When Kolhapur’s Jayashree Boragee decided to graduate from cross-country to marathon running six months ago, she set off for a remote village of Sagroli, near Nanded, to train at the Sagroli Sunrise Project, which has nothing but a ground. At Uran, about 70 kms from here, Nilam Kadam didn’t even have the luxury of a ground to train on.
But such adversities have hardly dented the spirit of these girls and their one-two finish in the women’s half marathon in the Standard Chartered Mumbai Marathon will provide a ray of hope for many such aspirants.

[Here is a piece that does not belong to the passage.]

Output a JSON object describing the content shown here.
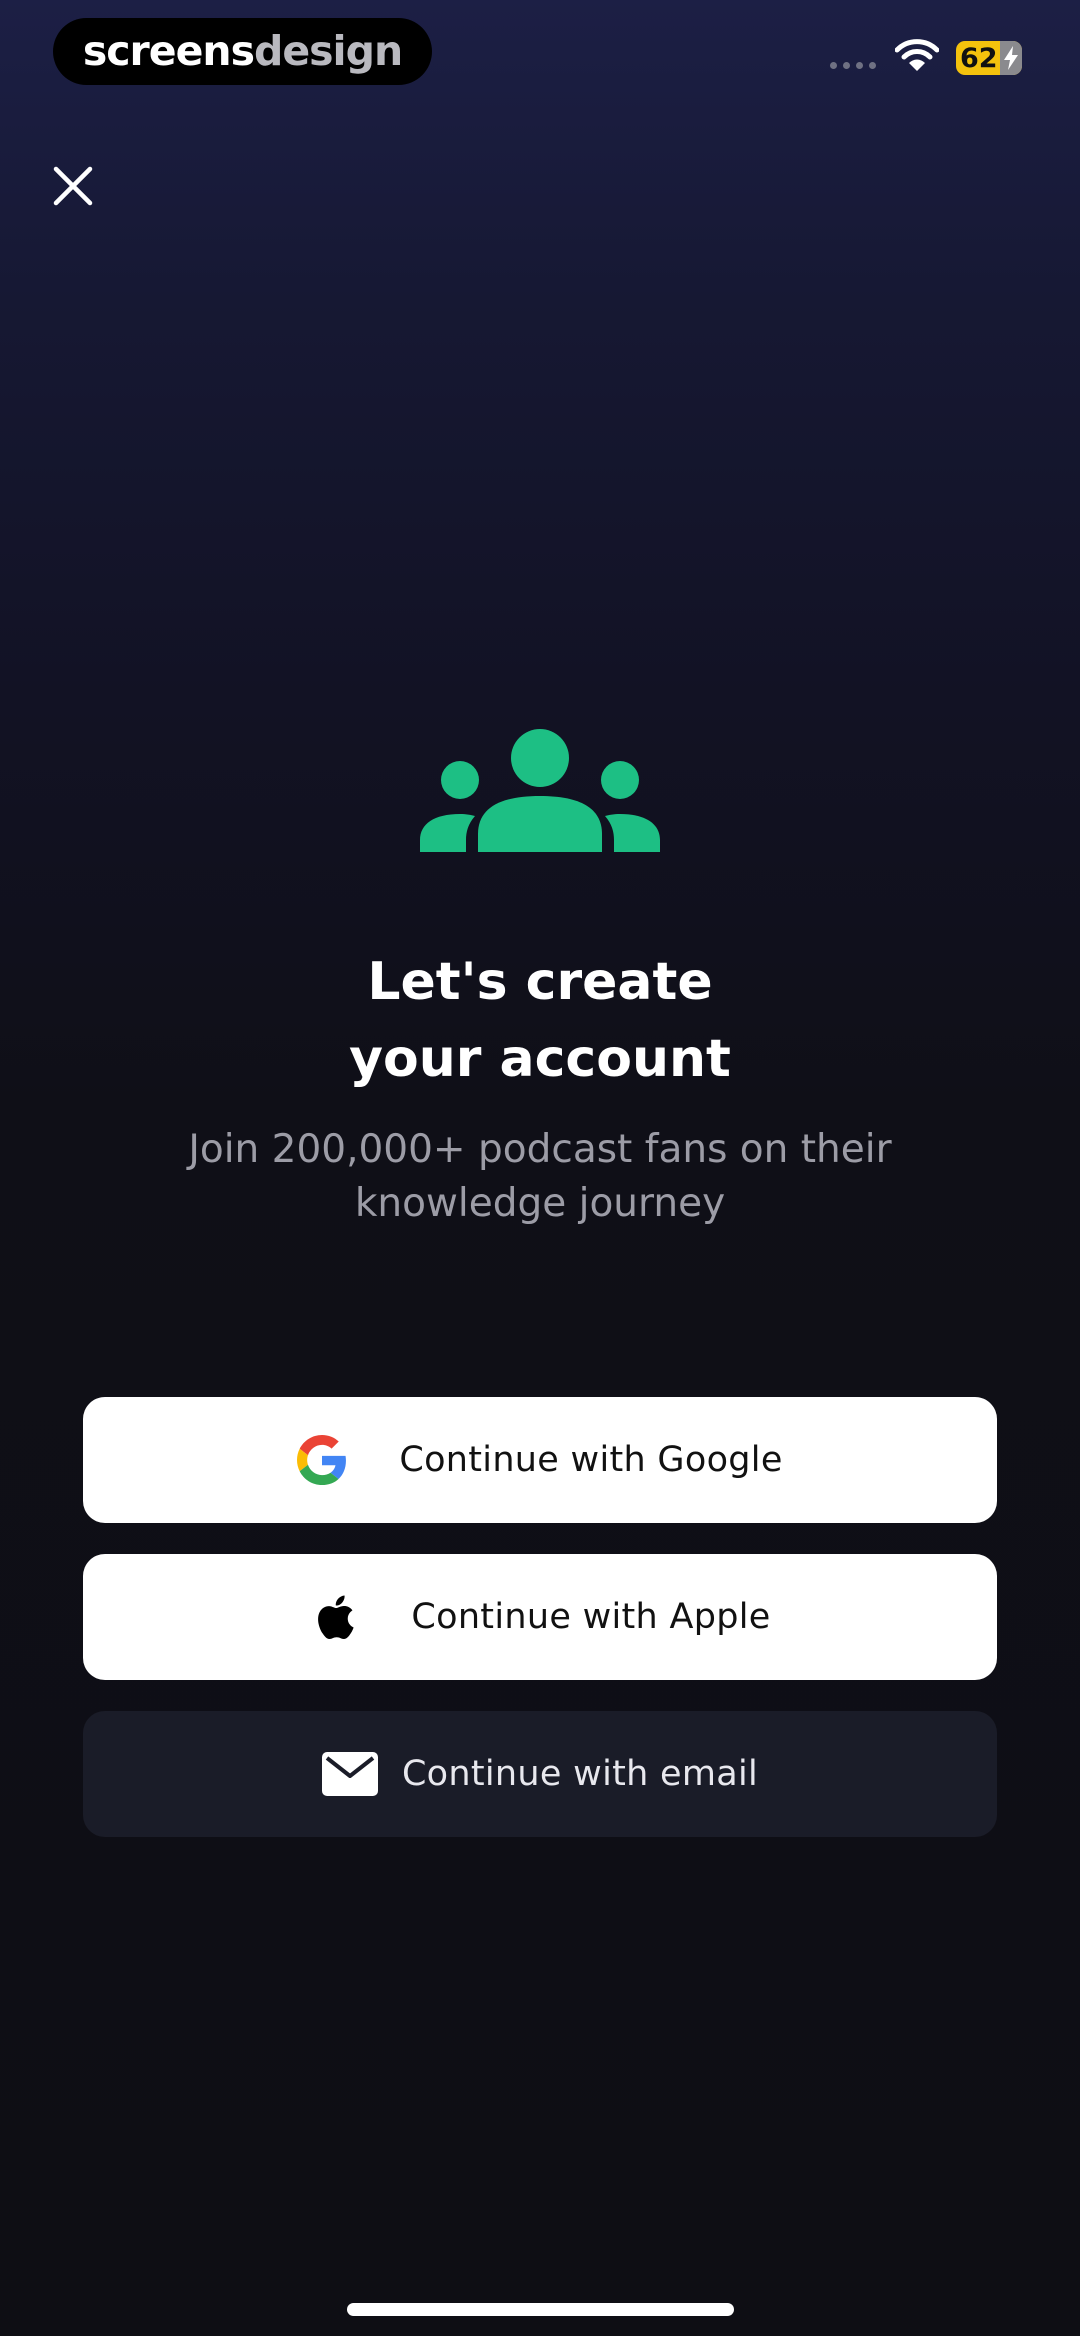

For 20-year-old Boragee this was her first-ever half marathon race and gold was unexpected icing on the cake. “I was confident of a good run but I never thought I would finish first,” she told Hindustan Times.

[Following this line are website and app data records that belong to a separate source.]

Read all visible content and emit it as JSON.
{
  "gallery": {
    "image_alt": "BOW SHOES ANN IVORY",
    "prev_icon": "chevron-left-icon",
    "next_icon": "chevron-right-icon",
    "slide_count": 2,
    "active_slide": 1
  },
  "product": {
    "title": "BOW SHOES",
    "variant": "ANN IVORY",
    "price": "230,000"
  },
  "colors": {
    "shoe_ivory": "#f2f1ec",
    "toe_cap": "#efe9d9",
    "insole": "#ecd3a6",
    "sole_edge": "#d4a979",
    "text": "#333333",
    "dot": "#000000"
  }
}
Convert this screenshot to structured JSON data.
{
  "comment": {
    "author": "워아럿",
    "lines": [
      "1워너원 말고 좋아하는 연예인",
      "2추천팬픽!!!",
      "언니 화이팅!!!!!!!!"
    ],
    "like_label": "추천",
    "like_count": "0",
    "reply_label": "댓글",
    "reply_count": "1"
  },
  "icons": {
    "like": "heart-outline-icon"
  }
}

Boragee decided to join the Sagroli Sunrise Project after their trainees had proved their mettle in the marathon here last year. “I get to train in a group that is dedicated and it has helped me immensely,” Boragee said.
The project, conceptualised by Mumbai-based businessman Deepak Kanegaonkar, also had impressive performances this year, with three girls and four boys finishing in the top-10.
While the Sagroli project has some corporate backing, Nilam Kadam finds backing at the Uran Athletics Club, from a group of former athletes who have been training kids in middle and long-distance running with the aim of putting the town on the national sports map.
“Since we don’t have our own ground, we use a ground owned by CIDCO whenever it is free,” said Kadam’s coach Jagdish Patil.
The club had approached chief minister Ashok Chavan to provide them with space for a track. “The chief minister promised to help us and asked us to apply to CIDCO. But we are still trying to arrange initial funds to make them an offer,” Patil added.
The list of problems at both these centres is unending, but what Boragee and Kadam’s success has proved is that athletes here are willing to overcome any obstacles to attain their goal.